NDIS Funding Uncertainty Causes Alarm
Wednesday, 18th December 2013
at 12:10 pm
Staff Reporter, Journalist
Wednesday, 18th December 2013 at 12:10 pm
Advocacy and Disability Not for Profits have reacted strongly to suggestions that funding for the National Disability Insurance Scheme may be cut back or the roll-out slowed.
The Coalition Government indicated for the first time that the National Disability Insurance Scheme may be hit by funding cutbacks as part of so called “budget savings”.
Federal Treasurer Joe Hockey has told national media outlets that there was a "massive blowout" in the National Disability Insurance Scheme’s initial costs.
The comment came after Hockey announced the Mid-Year Economic and Fiscal Outlook forecasts in which he said there was a $47 billion deficit in 2013-14, and $123 billion worth of cumulative deficits over the forward estimates.
As well further hints of cutbacks came from the Minister for Finance, Mathias Cormann.
“In relation to the NDIS, we are committed to deliver it, but we are also committed to deliver it in the most cost-effective and efficient way possible,” Cormann said.

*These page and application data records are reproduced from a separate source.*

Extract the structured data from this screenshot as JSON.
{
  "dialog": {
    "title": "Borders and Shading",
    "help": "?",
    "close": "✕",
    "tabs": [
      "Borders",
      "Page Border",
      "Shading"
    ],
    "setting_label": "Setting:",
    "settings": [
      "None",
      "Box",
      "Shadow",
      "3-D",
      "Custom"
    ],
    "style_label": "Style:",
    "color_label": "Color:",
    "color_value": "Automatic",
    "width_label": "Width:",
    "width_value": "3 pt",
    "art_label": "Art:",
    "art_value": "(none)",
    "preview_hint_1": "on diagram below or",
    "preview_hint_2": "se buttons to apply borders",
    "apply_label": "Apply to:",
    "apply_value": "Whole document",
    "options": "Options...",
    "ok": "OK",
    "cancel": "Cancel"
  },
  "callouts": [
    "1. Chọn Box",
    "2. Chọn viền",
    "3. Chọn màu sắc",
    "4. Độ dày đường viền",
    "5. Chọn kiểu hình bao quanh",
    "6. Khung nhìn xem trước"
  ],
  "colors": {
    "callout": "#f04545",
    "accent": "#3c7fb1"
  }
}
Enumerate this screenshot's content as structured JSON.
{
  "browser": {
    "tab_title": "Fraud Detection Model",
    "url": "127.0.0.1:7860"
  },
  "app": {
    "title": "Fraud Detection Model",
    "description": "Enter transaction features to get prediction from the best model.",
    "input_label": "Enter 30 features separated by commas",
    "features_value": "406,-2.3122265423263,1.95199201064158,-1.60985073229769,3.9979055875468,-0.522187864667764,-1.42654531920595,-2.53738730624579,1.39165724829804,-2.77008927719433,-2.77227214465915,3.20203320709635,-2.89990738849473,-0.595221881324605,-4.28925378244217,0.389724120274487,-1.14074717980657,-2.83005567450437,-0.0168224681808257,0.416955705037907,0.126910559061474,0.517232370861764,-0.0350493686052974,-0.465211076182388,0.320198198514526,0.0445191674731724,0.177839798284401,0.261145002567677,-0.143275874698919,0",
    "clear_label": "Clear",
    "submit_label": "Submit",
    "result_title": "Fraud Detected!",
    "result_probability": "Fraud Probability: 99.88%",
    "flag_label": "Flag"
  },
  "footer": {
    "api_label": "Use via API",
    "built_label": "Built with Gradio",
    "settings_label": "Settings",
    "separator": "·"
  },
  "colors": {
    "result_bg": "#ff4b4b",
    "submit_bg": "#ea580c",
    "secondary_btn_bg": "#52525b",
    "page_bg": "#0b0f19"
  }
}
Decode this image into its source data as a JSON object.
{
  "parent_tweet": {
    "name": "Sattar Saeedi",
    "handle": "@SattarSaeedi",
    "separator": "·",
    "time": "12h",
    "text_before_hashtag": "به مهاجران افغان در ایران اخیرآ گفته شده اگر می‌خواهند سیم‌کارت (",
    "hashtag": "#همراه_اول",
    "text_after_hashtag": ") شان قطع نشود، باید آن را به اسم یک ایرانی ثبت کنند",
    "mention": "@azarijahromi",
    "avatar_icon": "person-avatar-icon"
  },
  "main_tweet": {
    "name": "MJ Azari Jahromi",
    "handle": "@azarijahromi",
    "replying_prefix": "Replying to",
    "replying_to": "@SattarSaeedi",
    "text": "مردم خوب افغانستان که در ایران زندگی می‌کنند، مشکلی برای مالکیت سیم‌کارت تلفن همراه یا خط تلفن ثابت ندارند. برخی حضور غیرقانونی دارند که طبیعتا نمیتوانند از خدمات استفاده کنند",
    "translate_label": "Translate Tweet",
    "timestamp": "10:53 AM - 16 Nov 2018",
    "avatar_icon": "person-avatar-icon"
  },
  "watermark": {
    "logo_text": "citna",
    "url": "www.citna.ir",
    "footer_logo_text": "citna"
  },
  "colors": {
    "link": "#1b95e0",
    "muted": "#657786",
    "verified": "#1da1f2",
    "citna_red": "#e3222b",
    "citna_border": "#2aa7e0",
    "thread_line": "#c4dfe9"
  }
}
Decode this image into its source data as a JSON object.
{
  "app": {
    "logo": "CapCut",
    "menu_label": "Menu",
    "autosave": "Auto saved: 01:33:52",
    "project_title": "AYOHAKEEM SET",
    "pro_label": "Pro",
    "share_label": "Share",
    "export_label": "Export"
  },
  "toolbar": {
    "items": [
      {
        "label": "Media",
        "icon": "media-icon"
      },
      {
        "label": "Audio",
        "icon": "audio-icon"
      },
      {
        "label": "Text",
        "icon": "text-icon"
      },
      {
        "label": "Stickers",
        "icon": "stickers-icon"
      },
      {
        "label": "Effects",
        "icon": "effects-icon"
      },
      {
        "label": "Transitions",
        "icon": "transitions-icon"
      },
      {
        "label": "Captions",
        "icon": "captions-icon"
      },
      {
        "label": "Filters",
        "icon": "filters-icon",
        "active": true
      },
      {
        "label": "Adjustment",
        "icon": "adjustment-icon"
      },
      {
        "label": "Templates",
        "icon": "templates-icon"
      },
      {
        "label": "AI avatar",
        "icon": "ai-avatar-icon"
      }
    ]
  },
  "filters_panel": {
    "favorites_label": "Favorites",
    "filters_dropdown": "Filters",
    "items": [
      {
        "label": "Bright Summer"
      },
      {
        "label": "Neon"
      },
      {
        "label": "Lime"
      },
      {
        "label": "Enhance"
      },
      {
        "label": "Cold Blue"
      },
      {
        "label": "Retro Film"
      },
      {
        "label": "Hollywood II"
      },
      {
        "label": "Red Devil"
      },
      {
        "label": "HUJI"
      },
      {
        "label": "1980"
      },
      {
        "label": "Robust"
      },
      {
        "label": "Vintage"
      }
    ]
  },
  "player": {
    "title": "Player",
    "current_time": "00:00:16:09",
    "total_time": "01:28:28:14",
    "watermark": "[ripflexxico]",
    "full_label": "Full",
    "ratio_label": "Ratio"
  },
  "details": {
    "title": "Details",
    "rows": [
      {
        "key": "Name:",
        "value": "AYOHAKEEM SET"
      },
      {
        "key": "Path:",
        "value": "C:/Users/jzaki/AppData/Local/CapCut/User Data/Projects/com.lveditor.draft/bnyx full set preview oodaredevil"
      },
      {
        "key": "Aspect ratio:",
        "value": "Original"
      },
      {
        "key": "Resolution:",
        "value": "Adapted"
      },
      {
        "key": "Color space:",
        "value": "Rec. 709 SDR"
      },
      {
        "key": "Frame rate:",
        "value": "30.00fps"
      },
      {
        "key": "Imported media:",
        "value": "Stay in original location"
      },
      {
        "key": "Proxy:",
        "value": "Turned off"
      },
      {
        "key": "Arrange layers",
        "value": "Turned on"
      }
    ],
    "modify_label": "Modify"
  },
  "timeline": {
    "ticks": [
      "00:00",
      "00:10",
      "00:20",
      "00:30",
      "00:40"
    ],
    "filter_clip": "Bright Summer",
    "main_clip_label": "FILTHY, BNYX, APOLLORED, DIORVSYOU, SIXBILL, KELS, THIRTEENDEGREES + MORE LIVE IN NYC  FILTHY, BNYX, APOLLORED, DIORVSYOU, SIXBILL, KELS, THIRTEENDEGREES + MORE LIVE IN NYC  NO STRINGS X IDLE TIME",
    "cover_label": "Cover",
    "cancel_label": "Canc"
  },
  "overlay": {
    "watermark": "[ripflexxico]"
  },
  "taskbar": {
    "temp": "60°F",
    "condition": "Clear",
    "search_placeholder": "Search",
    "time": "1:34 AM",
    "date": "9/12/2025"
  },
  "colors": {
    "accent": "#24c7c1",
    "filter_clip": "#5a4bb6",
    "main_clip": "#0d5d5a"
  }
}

“So there is some work being done now by the Assistant Minister responsible for this, Senator [Mitch] Fifield, and of course we are having conversations with the states and territories as well on how the efficiency and cost effectiveness of this very important commitment can be maximised.”
Senator Fifield, who is Assistant Minister for Social Services, revealed in November at a National Press Club address that NDIS costs had already gone over budget by 30 per cent.
“To summarise, completing plans is taking longer than anticipated. Demand, so far, is greater than expected and package costs are higher,” he said in his address.
Senator Fifield confirmed that the NDIS will, in full rollout, have a gross cost of $22 billion per annum and require, an additional contribution from the Federal Government of more than $8 billion each year from 2019-20.
Craig Wallace, the President of the national disability peak body, People With Disability (PWD) said the Government needed to send a very strong message of its ongoing support and guarantee that the NDIS will be sustainable.
“It’s too early to form a rational view of any alleged overruns in the NDIS budget when not all of the trial sites are up and running,” Wallace said.
“The Coalition promised it would be a Government of no surprises but this would be the biggest surprise in history if it pulled back on the NDIS.”
Wallace said the NDIS does need to be sustainable but there should be no cap to the scheme.
“Part of that sustainability involves the NDIS levy that both sides of Parliament agreed to,” he said.
State Ministers are expected to receive a report on the first three months of the NDIS on Thursday indicating costs are 30 per cent higher than first projected. The scheme was due to cost $22 billion a year by 2020.
The issue about future NDIS funding has seen the hashtag #NDIS trending nationally on Twitter.
“People living with disabilities should not be forced to pay for the government's austerity agenda,” Vinnies CEO John Falzon said on Twitter.
UnitingCare Australia tweeted: “There is much unmet need. #NDIS should be above politics.”
Disability Advocacy Group NDIS Now tweeted: “the #NDIS isn't a pilot program, it's a bandaid. We need it. And much, much more.”
Every Australian Counts Campaign Director John Della Bosca said: “You can change the name of the NDIS, you can rename the launch sites but you can’t walk away from the NDIS becoming a reality.
“Over the last three years we have built a group of almost 160,000 supporters who want nothing more than the NDIS to be fully implemented. They will accept no back tracking from the government on this.”
The COAG meeting in Canberra last week, the first one attended by Tony Abbott as Prime Minister, said in its communique that “all jurisdictions reaffirmed their strong commitment to implementing the National Disability Insurance Scheme (NDIS) across Australia”.
“Important lessons are being learnt from the NDIS trial sites in the Hunter in NSW, the Barwon area in Victoria, South Australia and Tasmania, and they will inform full-scheme design,” the communique said.
“COAG agreed to ask disability Ministers to report in March 2014 on progress with trials, including options to improve the implementation of the scheme and ensure the scheme operates on insurance principles to deliver positive outcomes for people with disability in a fiscally sustainable way.”
Advocacy group Change.org has already begun an online petition called “keep you hands off the NDIS’.
In a later statement Senator Mitch Fifield he said the Coalition has always supported the NDIS.
"We supported the work of the Productivity Commission, supported the legislation, supported the trial sites and supported the announced funding. Nothing has changed."